There was an ulterior motive to moving down, too.
Back then, pitchers often warmed up in front of the dugout before the game.
That was true at many parks. They threw on flat ground, the catcher crouched
next to the backstop.
So I would sometimes wander to the front row to barb --- as best as an
11-year-old could --- the visiting twirlers. They were only 20 feet away. It
Once I watched a young White Sox pitcher get loose. He had a habit of briefly
closing his eyes in mid-motion. Time to rattle the rook.
Me: Hey! You can't see where the ball's going!
Him: Who's your favorite player?
Me: Del Unser. He's great.
Him: Yeah? Go tell him I'm going to hit him in the head.
Oh, yikes. I remember sitting in fear when Del came up, worried I'd jinxed his
career. Thankfully, no beanballs that afternoon.
Many days, the park was a treasure trove.
I got a bunch of balls during batting practice. It was simple: Learn the names
of the newest call-ups from the minors, give 'em a shout. Toby Harrah overthrew
me before his first home game, I corralled it. Couple of cracked bats, too.
Even dad got in on the action. He snagged a souvenir for us by vaulting over a
row of seats in section 222 to snare a foul ball by Ed Stroud, just before a
beer-splashing, giant-sized fella landed right on top of Pop.
My specialty? Lineup cards. Nowadays, they're prized pieces of memorabilia,
often sold or auctioned off. Then, they were scraps taped to the wall. A bat
boy cleaning the dugouts after the game would gladly rip them down to give away.
I've got a dozen, with names like Yaz, Reggie and Boog. I still have the lineup
card from the last completed Washington Senators game --- Sept. 29, 1971, when
4,003 fans showed up for a loss to the Yankees. The next night, the crowd
stormed the field in the ninth inning and the game was declared a forfeit.
That finished off another miserable season, the final countdown on the giant
Longines clock in right-center field, no more info on the Magic-Message board.
The Senators had added faded stars Denny McLain and Curt Flood, to no avail,
and the team moved to Texas the next year and became the Rangers.
The closest we ever got to a World Series at RFK Stadium was 1972, right after
the Senators left. That's when, probably out of pity, the Pirates and Orioles
--- who had played in the previous Fall Classic --- came for an exhibition game
in May. We went, and it was neat seeing Roberto Clemente and Willie Stargell in
our park. Kinda sad, too.
By the time I was in high school, the Senators were a distant memory. Sometimes
we'd drive up from Rockville to see the Baltimore Orioles --- my mom liked

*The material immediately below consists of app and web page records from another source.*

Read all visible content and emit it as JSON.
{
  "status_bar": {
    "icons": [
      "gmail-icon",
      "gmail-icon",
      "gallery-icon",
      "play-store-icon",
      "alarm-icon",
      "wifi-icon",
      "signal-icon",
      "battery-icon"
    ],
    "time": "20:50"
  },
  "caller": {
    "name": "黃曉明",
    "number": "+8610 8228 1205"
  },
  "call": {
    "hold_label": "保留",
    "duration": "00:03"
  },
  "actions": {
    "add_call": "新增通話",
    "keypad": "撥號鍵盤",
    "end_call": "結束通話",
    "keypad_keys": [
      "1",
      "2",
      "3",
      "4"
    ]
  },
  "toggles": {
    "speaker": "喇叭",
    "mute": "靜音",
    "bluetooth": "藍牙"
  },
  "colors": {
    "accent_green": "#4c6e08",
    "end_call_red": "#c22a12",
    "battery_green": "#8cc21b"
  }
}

watching eccentric Detroit pitcher Mark "The Bird" Fidrych talk to the ball.
Some evenings, my dad and I would wander over to Cabin John Park after dinner
to watch slow-pitch softball. The fields are close to Walter Johnson High
School --- after playing, he got into politics in Montgomery County, Maryland.
One summer, we kept noticing a player for Long's Fence, or maybe it was Federal
Wrecking. A terrific hitter, but it was how he ran the bases that looked so
wonderful. Like a pro, really.
We bumped into him after a game and my dad jokingly suggested he should've
played for the Senators.
"I did," he said.
It was Chuck Hinton. He batted .310 for Washington in 1962 and wore the curly W
in the 1964 All-Star Game. Traded to Cleveland, he'd moved back to the D.C.
area after retiring.
Guess the Senators hadn't totally left us, after all.
More AP MLB: https://apnews.com/MLB and https://twitter.com/AP_Sports